Once I became a parent, I faced a huge internal culture shock, especially after the birth of my second child and my decision to become astay-at-home mom (SAHM). I fought my inner urge to fully embrace motherhood. As much as I espoused gratitude and admiration for SAHMs and verbally pronounced it the most important job in the world, I didn’t really believe it. I was always told I could be whatever I wanted when I grew up. But I never seriously thought that I would be a SAHM. That’s what other women did. I had a great career in the conservation movement. I did things that benefitted all of womankind.

Then something shifted. It wasn’t so much that I felt I had to be there for them as a SAHM, but that I needed to be there for myself. The rhythm of our family didn’t work with two working parents. My rhythm didn’t work with two working parents. These feelings coupled with the high price of two kids in day care; the desire not to repeat the cycle of daycare caused sickness that we’d experienced with our first child; and a strong desire to live a sustainable, well-nourished life made becoming a SAHM the only real option.

Throughout this process, I’ve known internally that I wasn’t the only woman facing these questions and insecurities. It has often, however, felt like it. In the past few weeks I’ve finally come across some writing that addresses these concerns. It’s so refreshing. The most recent is an article published in the New York Times Magazine, entitled, “The Femivore’s Dilemma.” (Found via The Artful Parent.) The article discusses the resurgence in traditional, back-to-basics homemaking. Most women need something in their lives besides raising kids. And a number of women are foregoing a career outside of the home for a more agrarian lifestyle and are finding it just as satisfying.

After making my decision to stay home, I faced months—a good year, in fact—of self doubt. I didn’t respect myself. I was ashamed to admit that I was a SAHM. I knew I needed something else in my life. Yoga teacher training helped. Writing is starting to help. And gosh darn it, making bread from scratch, cultivating our backyard garden, sewing clothes, and looking at chicken coop plans is helping a bit, too.

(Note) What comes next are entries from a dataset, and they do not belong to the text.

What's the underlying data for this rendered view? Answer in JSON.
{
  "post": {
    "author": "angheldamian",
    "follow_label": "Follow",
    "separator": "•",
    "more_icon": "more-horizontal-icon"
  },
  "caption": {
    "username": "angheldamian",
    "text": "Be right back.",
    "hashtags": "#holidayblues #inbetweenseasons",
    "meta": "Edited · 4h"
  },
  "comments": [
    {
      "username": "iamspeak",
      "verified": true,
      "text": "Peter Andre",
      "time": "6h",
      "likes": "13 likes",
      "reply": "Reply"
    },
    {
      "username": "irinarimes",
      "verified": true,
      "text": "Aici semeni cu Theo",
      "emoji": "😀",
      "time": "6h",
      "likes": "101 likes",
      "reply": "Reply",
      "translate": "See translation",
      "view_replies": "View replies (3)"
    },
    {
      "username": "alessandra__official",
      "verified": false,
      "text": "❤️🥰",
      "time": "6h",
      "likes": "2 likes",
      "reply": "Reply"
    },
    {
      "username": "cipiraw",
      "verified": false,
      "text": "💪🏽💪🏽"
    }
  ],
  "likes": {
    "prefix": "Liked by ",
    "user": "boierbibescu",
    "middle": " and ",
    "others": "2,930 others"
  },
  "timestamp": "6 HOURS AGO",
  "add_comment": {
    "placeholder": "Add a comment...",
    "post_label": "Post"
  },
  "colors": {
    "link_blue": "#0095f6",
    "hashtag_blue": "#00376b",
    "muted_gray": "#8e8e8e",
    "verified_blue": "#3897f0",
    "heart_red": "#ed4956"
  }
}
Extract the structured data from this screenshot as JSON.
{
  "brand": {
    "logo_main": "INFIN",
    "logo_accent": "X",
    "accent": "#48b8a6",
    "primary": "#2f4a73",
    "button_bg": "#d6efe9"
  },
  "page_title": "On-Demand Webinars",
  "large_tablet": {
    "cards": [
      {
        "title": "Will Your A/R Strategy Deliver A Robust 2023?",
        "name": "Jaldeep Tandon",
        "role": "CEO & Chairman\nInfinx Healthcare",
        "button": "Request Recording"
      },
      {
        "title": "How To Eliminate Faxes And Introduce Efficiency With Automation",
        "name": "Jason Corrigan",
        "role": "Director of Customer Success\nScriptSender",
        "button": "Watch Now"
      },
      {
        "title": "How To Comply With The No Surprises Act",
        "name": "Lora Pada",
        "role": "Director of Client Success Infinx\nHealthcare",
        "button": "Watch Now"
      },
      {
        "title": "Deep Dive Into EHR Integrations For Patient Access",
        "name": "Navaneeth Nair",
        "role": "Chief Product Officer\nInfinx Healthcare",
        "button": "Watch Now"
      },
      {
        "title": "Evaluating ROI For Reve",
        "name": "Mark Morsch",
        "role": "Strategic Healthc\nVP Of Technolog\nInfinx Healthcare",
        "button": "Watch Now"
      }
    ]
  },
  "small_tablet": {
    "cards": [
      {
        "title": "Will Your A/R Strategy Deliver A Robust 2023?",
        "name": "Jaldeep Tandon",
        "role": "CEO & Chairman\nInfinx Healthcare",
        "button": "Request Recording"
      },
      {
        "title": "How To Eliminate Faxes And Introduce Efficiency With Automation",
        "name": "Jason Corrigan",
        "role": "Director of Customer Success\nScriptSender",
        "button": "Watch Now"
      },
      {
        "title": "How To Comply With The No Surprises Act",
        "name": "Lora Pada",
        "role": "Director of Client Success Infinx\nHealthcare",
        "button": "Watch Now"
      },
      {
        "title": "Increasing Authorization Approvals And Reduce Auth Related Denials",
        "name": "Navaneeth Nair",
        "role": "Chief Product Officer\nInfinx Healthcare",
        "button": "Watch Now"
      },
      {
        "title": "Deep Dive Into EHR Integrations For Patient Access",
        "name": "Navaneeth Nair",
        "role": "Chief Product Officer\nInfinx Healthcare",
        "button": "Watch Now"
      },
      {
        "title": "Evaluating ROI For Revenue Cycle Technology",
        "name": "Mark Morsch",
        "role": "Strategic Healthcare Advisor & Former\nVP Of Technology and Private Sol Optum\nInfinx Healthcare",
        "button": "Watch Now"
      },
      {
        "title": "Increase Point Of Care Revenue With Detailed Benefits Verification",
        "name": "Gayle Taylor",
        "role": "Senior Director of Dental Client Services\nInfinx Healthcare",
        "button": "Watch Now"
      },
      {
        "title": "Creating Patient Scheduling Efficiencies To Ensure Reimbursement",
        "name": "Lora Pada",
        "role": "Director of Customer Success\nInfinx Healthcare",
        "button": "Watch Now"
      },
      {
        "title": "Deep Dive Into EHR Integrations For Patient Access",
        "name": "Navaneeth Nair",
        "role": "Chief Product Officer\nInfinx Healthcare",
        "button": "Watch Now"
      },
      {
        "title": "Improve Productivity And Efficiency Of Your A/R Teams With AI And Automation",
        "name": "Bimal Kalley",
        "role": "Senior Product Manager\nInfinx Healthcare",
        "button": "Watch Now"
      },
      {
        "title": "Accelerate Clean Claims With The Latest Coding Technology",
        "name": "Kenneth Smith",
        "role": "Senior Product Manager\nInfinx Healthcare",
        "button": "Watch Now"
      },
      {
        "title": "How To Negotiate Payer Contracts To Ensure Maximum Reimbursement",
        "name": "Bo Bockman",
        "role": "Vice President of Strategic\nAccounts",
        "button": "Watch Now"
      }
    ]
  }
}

Being a mom is not my life purpose. Being a happy, caring, member of society that responds appropriately to the changes that are the only sure thing in life—is my life purpose. I chose to have kids. I chose to marry someone who will always make more money that I will (if I were to work outside of the home). I love to knit and sew and cook and garden and other things domestic. It is my purpose to take what I have and find peace with it. To grow from it and with it.